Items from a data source
^^^^
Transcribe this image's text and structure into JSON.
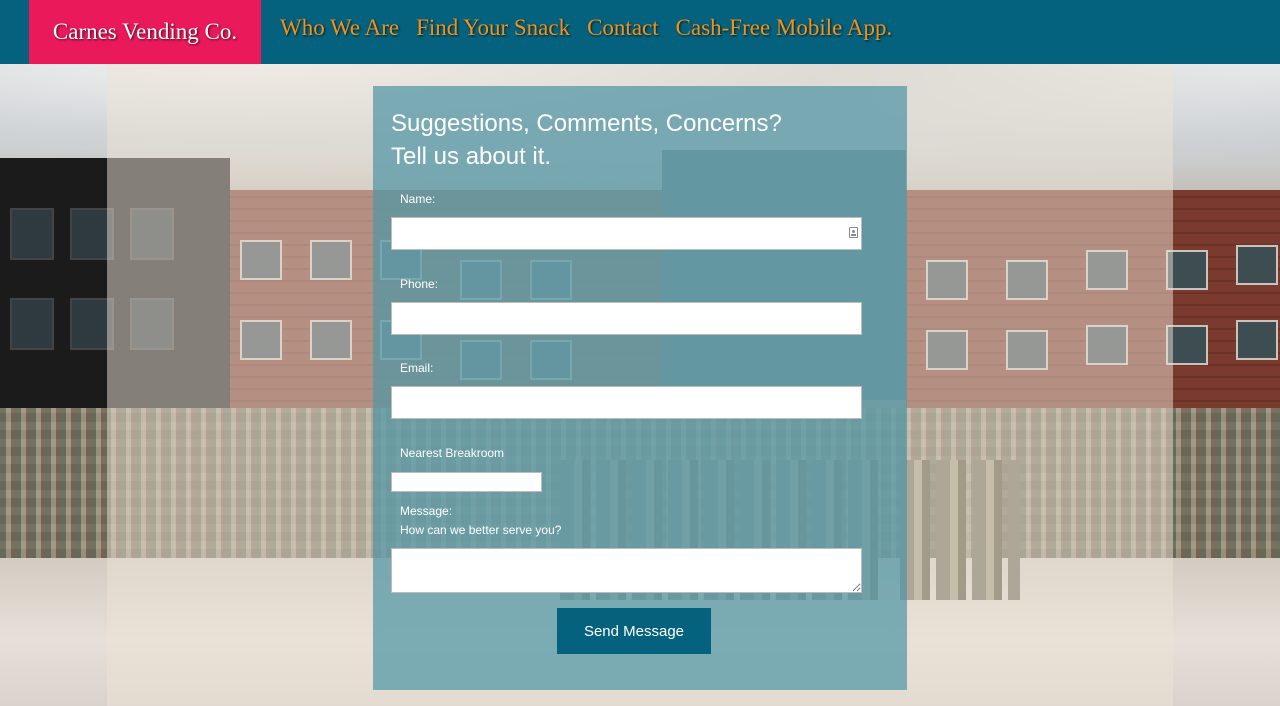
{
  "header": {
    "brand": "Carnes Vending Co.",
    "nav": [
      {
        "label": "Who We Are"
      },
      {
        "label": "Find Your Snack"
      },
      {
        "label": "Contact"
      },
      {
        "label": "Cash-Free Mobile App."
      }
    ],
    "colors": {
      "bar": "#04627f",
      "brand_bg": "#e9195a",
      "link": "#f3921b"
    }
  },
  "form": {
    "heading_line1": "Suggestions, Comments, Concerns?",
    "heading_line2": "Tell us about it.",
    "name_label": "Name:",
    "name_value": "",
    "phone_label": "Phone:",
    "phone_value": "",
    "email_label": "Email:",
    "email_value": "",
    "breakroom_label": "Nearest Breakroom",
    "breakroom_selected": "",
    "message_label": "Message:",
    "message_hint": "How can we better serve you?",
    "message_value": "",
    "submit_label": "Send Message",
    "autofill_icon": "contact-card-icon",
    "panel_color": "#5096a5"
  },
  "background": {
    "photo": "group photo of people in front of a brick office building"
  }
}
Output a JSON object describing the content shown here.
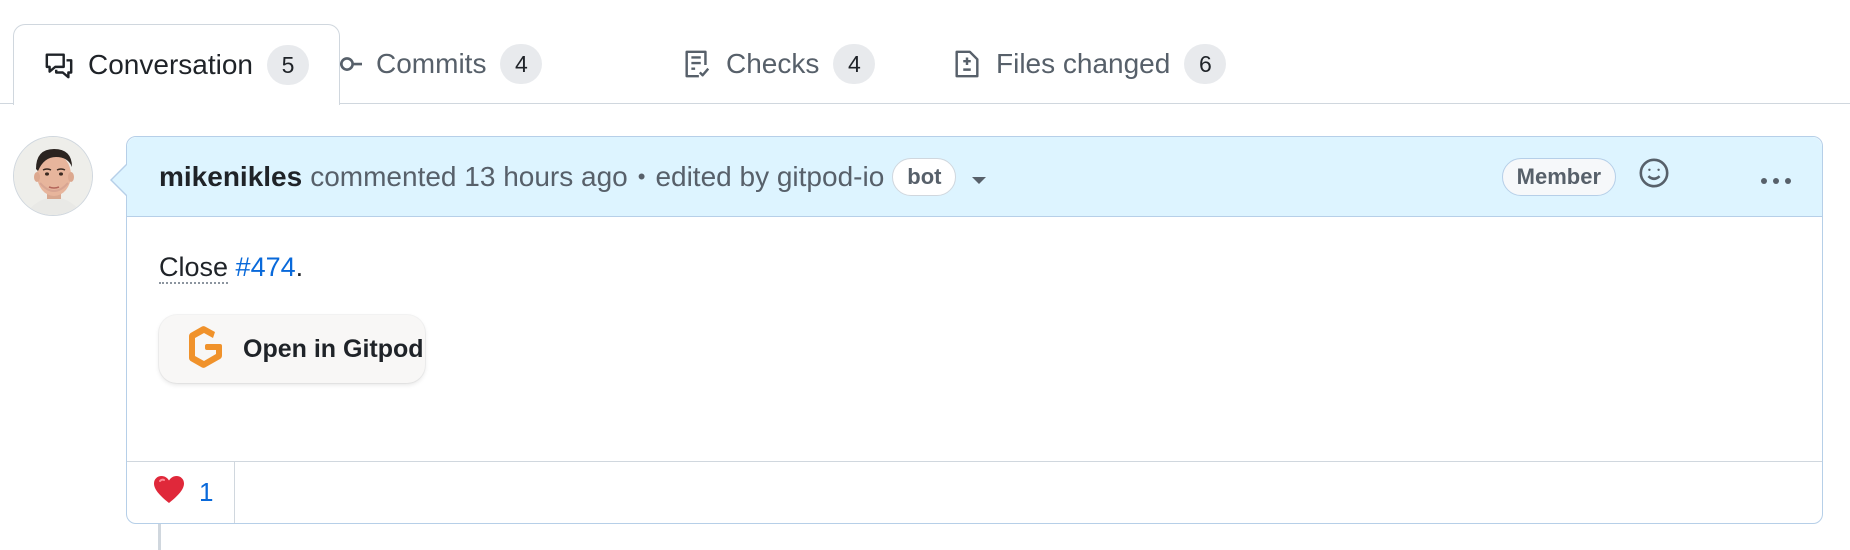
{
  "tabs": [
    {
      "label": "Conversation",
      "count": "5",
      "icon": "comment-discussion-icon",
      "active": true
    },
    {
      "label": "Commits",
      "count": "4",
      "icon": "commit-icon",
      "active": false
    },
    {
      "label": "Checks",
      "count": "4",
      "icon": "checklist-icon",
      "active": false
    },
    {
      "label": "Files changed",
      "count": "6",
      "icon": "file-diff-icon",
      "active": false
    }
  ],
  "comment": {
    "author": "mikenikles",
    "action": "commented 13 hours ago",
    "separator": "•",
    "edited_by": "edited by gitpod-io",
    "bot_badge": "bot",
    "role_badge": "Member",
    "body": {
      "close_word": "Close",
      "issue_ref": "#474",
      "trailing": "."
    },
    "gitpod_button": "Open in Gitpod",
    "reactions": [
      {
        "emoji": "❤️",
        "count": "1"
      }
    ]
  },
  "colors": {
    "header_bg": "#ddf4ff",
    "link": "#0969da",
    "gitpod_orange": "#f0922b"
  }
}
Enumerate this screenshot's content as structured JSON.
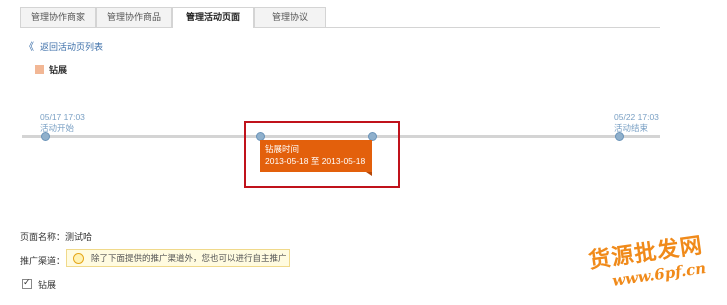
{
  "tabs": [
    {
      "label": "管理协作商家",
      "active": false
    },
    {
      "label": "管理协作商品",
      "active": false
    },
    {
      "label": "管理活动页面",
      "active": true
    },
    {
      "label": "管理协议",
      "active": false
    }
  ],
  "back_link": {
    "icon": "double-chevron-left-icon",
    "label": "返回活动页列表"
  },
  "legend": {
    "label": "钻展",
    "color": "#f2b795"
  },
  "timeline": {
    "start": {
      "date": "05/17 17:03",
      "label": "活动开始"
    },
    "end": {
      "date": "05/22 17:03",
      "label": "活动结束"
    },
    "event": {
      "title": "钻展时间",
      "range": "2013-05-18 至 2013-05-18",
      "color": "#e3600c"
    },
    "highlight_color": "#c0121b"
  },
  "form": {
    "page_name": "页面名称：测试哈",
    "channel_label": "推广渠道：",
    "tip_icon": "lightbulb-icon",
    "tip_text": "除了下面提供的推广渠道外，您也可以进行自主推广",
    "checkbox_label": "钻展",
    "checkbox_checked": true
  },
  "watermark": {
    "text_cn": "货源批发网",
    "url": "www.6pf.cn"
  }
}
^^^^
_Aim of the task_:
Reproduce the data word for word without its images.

_Response_:
Transcribe this image's text and structure into JSON.
{
  "header": {
    "brand": "Carnes Vending Co.",
    "nav": [
      {
        "label": "Who We Are"
      },
      {
        "label": "Find Your Snack"
      },
      {
        "label": "Contact"
      },
      {
        "label": "Cash-Free Mobile App."
      }
    ],
    "colors": {
      "bar": "#04627f",
      "brand_bg": "#e9195a",
      "link": "#f3921b"
    }
  },
  "form": {
    "heading_line1": "Suggestions, Comments, Concerns?",
    "heading_line2": "Tell us about it.",
    "name_label": "Name:",
    "name_value": "",
    "phone_label": "Phone:",
    "phone_value": "",
    "email_label": "Email:",
    "email_value": "",
    "breakroom_label": "Nearest Breakroom",
    "breakroom_selected": "",
    "message_label": "Message:",
    "message_hint": "How can we better serve you?",
    "message_value": "",
    "submit_label": "Send Message",
    "autofill_icon": "contact-card-icon",
    "panel_color": "#5096a5"
  },
  "background": {
    "photo": "group photo of people in front of a brick office building"
  }
}
Output a JSON object describing the content shown here.
{
  "tabs": [
    {
      "label": "Conversation",
      "count": "5",
      "icon": "comment-discussion-icon",
      "active": true
    },
    {
      "label": "Commits",
      "count": "4",
      "icon": "commit-icon",
      "active": false
    },
    {
      "label": "Checks",
      "count": "4",
      "icon": "checklist-icon",
      "active": false
    },
    {
      "label": "Files changed",
      "count": "6",
      "icon": "file-diff-icon",
      "active": false
    }
  ],
  "comment": {
    "author": "mikenikles",
    "action": "commented 13 hours ago",
    "separator": "•",
    "edited_by": "edited by gitpod-io",
    "bot_badge": "bot",
    "role_badge": "Member",
    "body": {
      "close_word": "Close",
      "issue_ref": "#474",
      "trailing": "."
    },
    "gitpod_button": "Open in Gitpod",
    "reactions": [
      {
        "emoji": "❤️",
        "count": "1"
      }
    ]
  },
  "colors": {
    "header_bg": "#ddf4ff",
    "link": "#0969da",
    "gitpod_orange": "#f0922b"
  }
}
Enumerate this screenshot's content as structured JSON.
{
  "tabs": [
    {
      "label": "管理协作商家",
      "active": false
    },
    {
      "label": "管理协作商品",
      "active": false
    },
    {
      "label": "管理活动页面",
      "active": true
    },
    {
      "label": "管理协议",
      "active": false
    }
  ],
  "back_link": {
    "icon": "double-chevron-left-icon",
    "label": "返回活动页列表"
  },
  "legend": {
    "label": "钻展",
    "color": "#f2b795"
  },
  "timeline": {
    "start": {
      "date": "05/17 17:03",
      "label": "活动开始"
    },
    "end": {
      "date": "05/22 17:03",
      "label": "活动结束"
    },
    "event": {
      "title": "钻展时间",
      "range": "2013-05-18 至 2013-05-18",
      "color": "#e3600c"
    },
    "highlight_color": "#c0121b"
  },
  "form": {
    "page_name": "页面名称：测试哈",
    "channel_label": "推广渠道：",
    "tip_icon": "lightbulb-icon",
    "tip_text": "除了下面提供的推广渠道外，您也可以进行自主推广",
    "checkbox_label": "钻展",
    "checkbox_checked": true
  },
  "watermark": {
    "text_cn": "货源批发网",
    "url": "www.6pf.cn"
  }
}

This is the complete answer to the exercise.